Tuesday, September 3, 2013

Gas Tank Fabrication (Part 1 of 4)

I am honored to have been asked by Chris to write a tech article for Cycle Source Magazine this month… I decided to write about my favorite part of building a bike - fabricating the gas tank.  Although most of this tech will demonstrate the use of an air power hammer to shape the metal, there is nothing that I do with the hammer that cannot be done with hand tools. I have built many tanks with hand tools only and the principles are all the same.  The hammer just allows me to do it faster… The quality of the finished product is simply a result of the time and effort you put into it.
This will be a 4 part tech article. 
Part one is focusing on design, and metal shaping.
Part two - welding, planishing, and metal finishing weld seams. 
Part three - finishing the tank and mounting.
Part 4 – pressure testing and sealing the tank.
I hope you find something of interest in this Tech… Please feel free to call me as I love talking about this stuff. 

I start off by sketching and cutting out a profile template of the tank.   I’m always trying to visualize the 3D shape in my head…

After tracing the template on a piece of 18gauge mild steel, I draw a second border ½” larger using a set of dividers and then cut along the outside line with a Beverly Shear…

I’ll start shaping the metal by shrinking the edge.

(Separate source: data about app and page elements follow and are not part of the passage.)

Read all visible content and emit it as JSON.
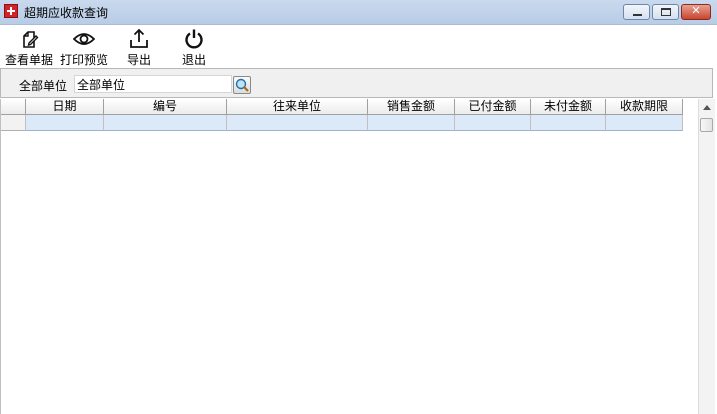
{
  "window": {
    "title": "超期应收款查询"
  },
  "toolbar": {
    "items": [
      {
        "label": "查看单据",
        "icon": "edit-document-icon"
      },
      {
        "label": "打印预览",
        "icon": "eye-icon"
      },
      {
        "label": "导出",
        "icon": "upload-icon"
      },
      {
        "label": "退出",
        "icon": "power-icon"
      }
    ]
  },
  "filter": {
    "label": "全部单位",
    "value": "全部单位"
  },
  "table": {
    "columns": [
      "日期",
      "编号",
      "往来单位",
      "销售金额",
      "已付金额",
      "未付金额",
      "收款期限"
    ],
    "rows": [
      {
        "日期": "",
        "编号": "",
        "往来单位": "",
        "销售金额": "",
        "已付金额": "",
        "未付金额": "",
        "收款期限": ""
      }
    ]
  },
  "colors": {
    "titlebar": "#c9d9ee",
    "selected_row": "#dce9f8",
    "close_button": "#c8452f"
  }
}
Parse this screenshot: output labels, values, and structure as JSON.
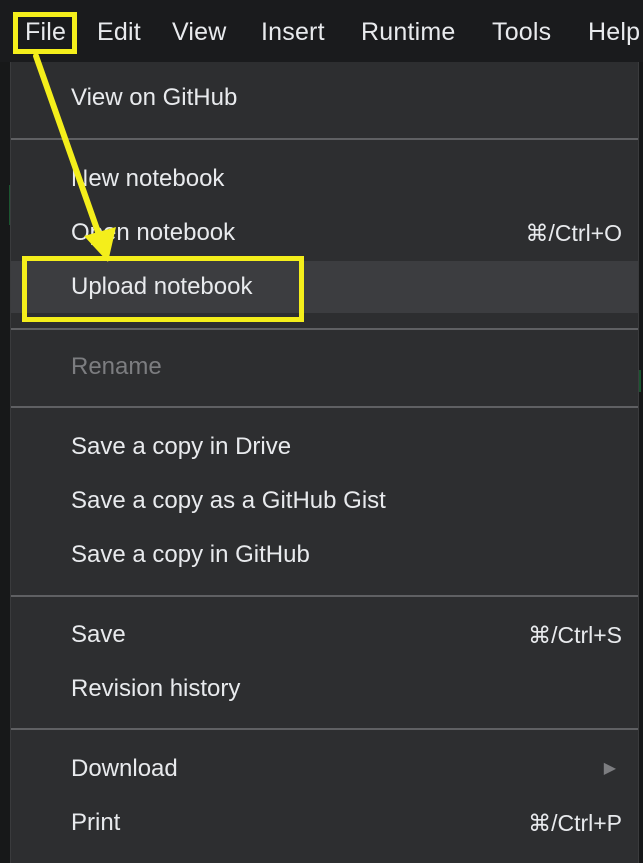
{
  "menubar": {
    "items": [
      {
        "label": "File"
      },
      {
        "label": "Edit"
      },
      {
        "label": "View"
      },
      {
        "label": "Insert"
      },
      {
        "label": "Runtime"
      },
      {
        "label": "Tools"
      },
      {
        "label": "Help"
      }
    ]
  },
  "file_menu": {
    "view_on_github": "View on GitHub",
    "new_notebook": "New notebook",
    "open_notebook": "Open notebook",
    "open_shortcut": "⌘/Ctrl+O",
    "upload_notebook": "Upload notebook",
    "rename": "Rename",
    "save_copy_drive": "Save a copy in Drive",
    "save_copy_gist": "Save a copy as a GitHub Gist",
    "save_copy_github": "Save a copy in GitHub",
    "save": "Save",
    "save_shortcut": "⌘/Ctrl+S",
    "revision_history": "Revision history",
    "download": "Download",
    "print": "Print",
    "print_shortcut": "⌘/Ctrl+P"
  },
  "colors": {
    "annotation": "#f4ee1b",
    "menu_background": "#2d2e30",
    "hover_background": "#3c3d40",
    "text": "#e8eaed",
    "disabled_text": "#7c7d80"
  },
  "icons": {
    "submenu_arrow": "triangle-right-icon",
    "annotation_arrow": "arrow-pointer-icon"
  }
}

Here I have marked the areas that will require the greatest amount of compressive shrinking…

Using a set of shrinking dies in my Air Power Hammer, I begin shrinking the edge of the panel. These dies allow me to maintain the form of the panel while shrinking… (Remember this can all be done with a tucking fork and a mallet… Just takes longer)

I switch to steel hammer dies in order to raise a crown in the center of the panel while blending and planishing the areas I have just shrunk.  

The English wheel can also be used to raise a crown and blend into the shrink. However, I tend to use it primarily just to smooth and qualify the surface after using the hammer.

I gently use the Erco along the top and bottom of the panel to create more curve from front to back. This can also be done with the Lancaster style hand shrinkers.

After laying out a line along the bottom of the panel, I return to the shrinking dies in order to roll the bottom edge.  

If necessary a hammer and a dolly, with the proper radius, can be used to true up the rolled edge.

All of these steps are performed equally to the left and right panel in order to maintain symmetry. 

After positioning the sides of the tank I’ll use tracing paper, magnets, and charcoal to trace out a template of the tank top. 

Using the “body” dolly, I’ll form the basic contour of the top.

Again I’m back to the shrinking dies to shrink the edge of the top panel.

This time, due to the overall curve of this panel, I need to use the planishing hammer to raise the center and smooth the surface.

Once I have a good tight fit, I’ll use some layout dye and a scribe to mark a trim line for the top panel.  It is critical that the panels fit tight so that we don’t run into issues during the welding process.

After thoroughly cleaning the panels with acetone I’ll begin tacking the edges together with the tig.

I cannot stress enough the importance of perfectly lining up the weld seam before welding. I’ll work the seam from above (hammer and dolly) or below in order to maintain alignment.

Check back next month for welding, planishing, and metal finishing the weld seams…

Will Ramsey
Faith Forgotten Choppers


  1. Looking forward to part 2

  2. I always wondered how pressure tanks were made. I feel like when you're dealing with pressure, there are so many things that can go wrong! What if a valve isn't closed all the way? That could end very badly.